65 years and over: 4.25% (male 538,790/female 629,111) (2017 est.)

Dependency Ratios

total dependency ratio: 73
youth dependency ratio: 67.1
elderly dependency ratio: 5.9
potential support ratio: 17.1 (2015 est.)

Median Age

total: 21 years
male: 20.5 years
female: 21.5 years (2016 est.)

Population Growth Rate

2.2% (2017 est.)

Birth Rate

30.5 births/1,000 population (2017 est.)

Death Rate

7 deaths/1,000 population (2017 est.)

Net Migration Rate

-1.8 migrant(s)/1,000 population (2017 est.)

Population Distribution

population is concentrated in the southern half of the country, with the highest concentrations being on or near the Atlantic coast

Urbanization

urban population: 54% of total population (2015)
rate of urbanization: 3.4% annual rate of change (2010-15 est.)

Major Urban Areas – Population:

Kumasi 2.599 million; ACCRA (capital) 2.277 million (2015)

Sex Ratio

at birth: 1.03 male(s)/female
0-14 years: 1.01 male(s)/female
15-24 years: 0.99 male(s)/female
25-54 years: 0.94 male(s)/female
55-64 years: 0.95 male(s)/female
65 years and over: 0.86 male(s)/female
total population: 0.97 male(s)/female (2016 est.)

Mother’s Mean Age at First Birth

22.6 years

note: median age at first birth among women 25-29 (2014 est.)

Maternal Mortality Rate

319 deaths/100,000 live births (2015 est.)

Infant Mortality Rate

total: 36.3 deaths/1,000 live births
male: 40.2 deaths/1,000 live births
female: 32.2 deaths/1,000 live births (2016 est.)

Life Expectancy at Birth
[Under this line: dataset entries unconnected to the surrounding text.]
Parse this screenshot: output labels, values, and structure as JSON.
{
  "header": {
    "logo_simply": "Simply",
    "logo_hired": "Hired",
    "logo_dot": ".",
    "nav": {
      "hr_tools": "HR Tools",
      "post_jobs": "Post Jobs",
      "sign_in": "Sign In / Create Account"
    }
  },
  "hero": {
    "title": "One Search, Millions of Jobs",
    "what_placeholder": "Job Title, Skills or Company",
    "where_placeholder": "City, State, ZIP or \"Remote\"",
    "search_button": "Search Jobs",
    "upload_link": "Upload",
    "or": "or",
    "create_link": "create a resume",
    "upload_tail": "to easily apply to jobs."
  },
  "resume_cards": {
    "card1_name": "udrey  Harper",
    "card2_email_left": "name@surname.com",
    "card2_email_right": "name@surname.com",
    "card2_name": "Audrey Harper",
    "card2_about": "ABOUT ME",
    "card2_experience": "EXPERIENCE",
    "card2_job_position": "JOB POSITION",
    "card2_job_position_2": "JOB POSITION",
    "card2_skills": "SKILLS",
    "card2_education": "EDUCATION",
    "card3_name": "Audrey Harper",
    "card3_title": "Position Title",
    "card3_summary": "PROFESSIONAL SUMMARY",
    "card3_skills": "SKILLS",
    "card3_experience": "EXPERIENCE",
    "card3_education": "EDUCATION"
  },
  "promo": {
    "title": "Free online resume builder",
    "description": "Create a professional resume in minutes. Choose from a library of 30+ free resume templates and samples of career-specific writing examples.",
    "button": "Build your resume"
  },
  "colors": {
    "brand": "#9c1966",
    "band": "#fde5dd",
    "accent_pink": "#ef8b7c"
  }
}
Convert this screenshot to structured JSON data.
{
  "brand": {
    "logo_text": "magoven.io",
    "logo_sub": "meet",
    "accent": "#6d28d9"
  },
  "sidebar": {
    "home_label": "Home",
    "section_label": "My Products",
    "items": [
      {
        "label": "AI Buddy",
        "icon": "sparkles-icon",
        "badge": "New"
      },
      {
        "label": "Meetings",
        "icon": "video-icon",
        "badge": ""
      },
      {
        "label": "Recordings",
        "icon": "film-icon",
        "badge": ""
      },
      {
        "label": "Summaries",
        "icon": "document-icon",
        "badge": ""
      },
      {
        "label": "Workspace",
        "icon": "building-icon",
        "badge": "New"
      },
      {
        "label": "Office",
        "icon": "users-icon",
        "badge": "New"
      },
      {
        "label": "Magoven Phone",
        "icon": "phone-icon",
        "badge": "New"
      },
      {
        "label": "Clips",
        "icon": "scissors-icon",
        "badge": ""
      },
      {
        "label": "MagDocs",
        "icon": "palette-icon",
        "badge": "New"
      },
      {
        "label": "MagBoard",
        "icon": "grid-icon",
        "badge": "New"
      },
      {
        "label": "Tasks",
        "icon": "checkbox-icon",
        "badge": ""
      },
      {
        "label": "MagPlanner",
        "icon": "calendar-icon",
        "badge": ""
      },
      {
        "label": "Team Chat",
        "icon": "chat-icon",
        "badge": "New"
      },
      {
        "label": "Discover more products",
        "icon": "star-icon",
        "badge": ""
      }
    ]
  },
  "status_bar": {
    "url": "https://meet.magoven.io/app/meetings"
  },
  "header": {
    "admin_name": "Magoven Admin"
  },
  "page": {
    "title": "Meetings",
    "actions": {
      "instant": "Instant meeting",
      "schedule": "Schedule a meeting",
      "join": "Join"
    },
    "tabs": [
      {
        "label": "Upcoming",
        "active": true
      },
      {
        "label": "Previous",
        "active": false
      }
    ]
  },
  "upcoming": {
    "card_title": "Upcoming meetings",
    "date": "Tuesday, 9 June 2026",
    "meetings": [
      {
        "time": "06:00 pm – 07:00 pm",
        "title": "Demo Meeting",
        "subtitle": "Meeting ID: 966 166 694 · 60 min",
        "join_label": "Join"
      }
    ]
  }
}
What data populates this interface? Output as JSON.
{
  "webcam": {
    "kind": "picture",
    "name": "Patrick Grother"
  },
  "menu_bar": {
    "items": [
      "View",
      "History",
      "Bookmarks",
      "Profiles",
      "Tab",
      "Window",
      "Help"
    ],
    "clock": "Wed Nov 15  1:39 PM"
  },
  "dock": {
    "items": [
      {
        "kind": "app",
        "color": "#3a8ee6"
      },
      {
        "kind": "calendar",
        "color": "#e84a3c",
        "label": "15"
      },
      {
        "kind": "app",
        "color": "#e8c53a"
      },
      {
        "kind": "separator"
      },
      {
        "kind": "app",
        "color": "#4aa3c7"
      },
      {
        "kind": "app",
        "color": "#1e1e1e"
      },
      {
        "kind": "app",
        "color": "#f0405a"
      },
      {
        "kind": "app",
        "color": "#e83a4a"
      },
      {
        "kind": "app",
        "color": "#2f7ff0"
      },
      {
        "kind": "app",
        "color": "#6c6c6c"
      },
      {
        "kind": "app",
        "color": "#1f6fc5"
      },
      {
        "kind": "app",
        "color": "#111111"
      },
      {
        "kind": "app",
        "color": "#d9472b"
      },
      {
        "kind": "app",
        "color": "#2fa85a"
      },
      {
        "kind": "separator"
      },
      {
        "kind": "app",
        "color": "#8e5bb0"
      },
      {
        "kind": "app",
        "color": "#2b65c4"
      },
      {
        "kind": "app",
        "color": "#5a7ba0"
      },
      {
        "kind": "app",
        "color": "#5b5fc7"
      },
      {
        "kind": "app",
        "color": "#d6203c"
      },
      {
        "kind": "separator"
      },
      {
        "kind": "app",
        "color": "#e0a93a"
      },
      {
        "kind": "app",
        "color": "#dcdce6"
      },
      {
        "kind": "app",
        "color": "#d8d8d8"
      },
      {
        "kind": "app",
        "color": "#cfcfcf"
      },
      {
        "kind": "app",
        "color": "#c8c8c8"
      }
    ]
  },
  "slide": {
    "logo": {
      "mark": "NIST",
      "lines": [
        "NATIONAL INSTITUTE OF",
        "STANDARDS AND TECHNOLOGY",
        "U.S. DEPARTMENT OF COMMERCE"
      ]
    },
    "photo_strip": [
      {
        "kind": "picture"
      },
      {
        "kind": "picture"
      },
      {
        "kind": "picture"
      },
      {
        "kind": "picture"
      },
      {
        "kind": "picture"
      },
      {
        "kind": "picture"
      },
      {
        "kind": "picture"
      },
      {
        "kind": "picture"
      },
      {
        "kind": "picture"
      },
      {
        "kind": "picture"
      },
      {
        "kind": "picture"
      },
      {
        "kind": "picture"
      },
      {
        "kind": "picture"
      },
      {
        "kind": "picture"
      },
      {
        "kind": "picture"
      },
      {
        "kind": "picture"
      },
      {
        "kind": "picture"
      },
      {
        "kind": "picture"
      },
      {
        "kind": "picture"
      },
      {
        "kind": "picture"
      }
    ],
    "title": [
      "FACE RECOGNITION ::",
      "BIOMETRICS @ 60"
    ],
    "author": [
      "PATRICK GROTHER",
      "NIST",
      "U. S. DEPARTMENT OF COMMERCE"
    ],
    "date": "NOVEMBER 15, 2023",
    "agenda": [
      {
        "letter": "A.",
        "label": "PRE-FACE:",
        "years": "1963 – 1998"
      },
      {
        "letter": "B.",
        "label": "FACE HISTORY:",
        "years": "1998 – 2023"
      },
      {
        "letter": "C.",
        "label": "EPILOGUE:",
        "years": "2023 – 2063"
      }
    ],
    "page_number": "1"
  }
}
total population: 66.6 years
male: 64.1 years
female: 69.1 years (2016 est.)

Total Fertility Rate

4 children born/woman (2017 est.)

Contraceptive Prevalence Rate

34.7% (2015)

Health Expenditures

3.6% of GDP (2014)

Physicians Density

0.1 physicians/1,000 population (2010)

Hospital Bed Density

0.9 beds/1,000 population (2011)

Drinking Water Source

improved:
urban: 92.6% of population
rural: 84% of population
total: 88.7% of population

unimproved
urban: 7.4% of population
rural: 16% of population
total: 11.3% of population (2015 est.)

Sanitation Facility Access

improved:
urban: 20.2% of population
rural: 8.6% of population
total: 14.9% of population

unimproved
urban: 79.8% of population
rural: 91.4% of population
total: 85.1% of population (2015 est.)

HIV/AIDS – Adult Prevalence Rate

1.6% (2016 est.)

HIV/AIDS – People Living with HIV/AIDS

290,000 (2016 est.)

HIV/AIDS – Deaths

15,000 (2016 est.)

Major Infectious Disease

degree of risk: very high
food or waterborne diseases: bacterial and protozoal diarrhea, hepatitis A, and typhoid fever
vectorborne diseases: malaria, dengue fever, and yellow fever
water contact disease: schistosomiasis
respiratory disease: meningococcal meningitis
animal contact disease: rabies (2016)

Obesity – Adult Prevalence Rate

10.9% (2014)

Children Under the Age of 5 Years Underweight

11% (2014)

Education Expenditures

6.2% of GDP (2014)

Literacy

definition: age 15 and over can read and write
total population: 76.6%
male: 82%
female: 71.4% (2015 est.)

School Life Expectancy (Primary to Tertiary Education)

total: 12 years
male: 12 years
female: 12 years (2015)

Child Labor – Children Ages 5-14

total number: 1,806,750
percentage: 34% (2006 est.)

Unemployment, Youth Ages 15-24

total: 11.2%
male: 10.2%
female: 12% (2010 est.)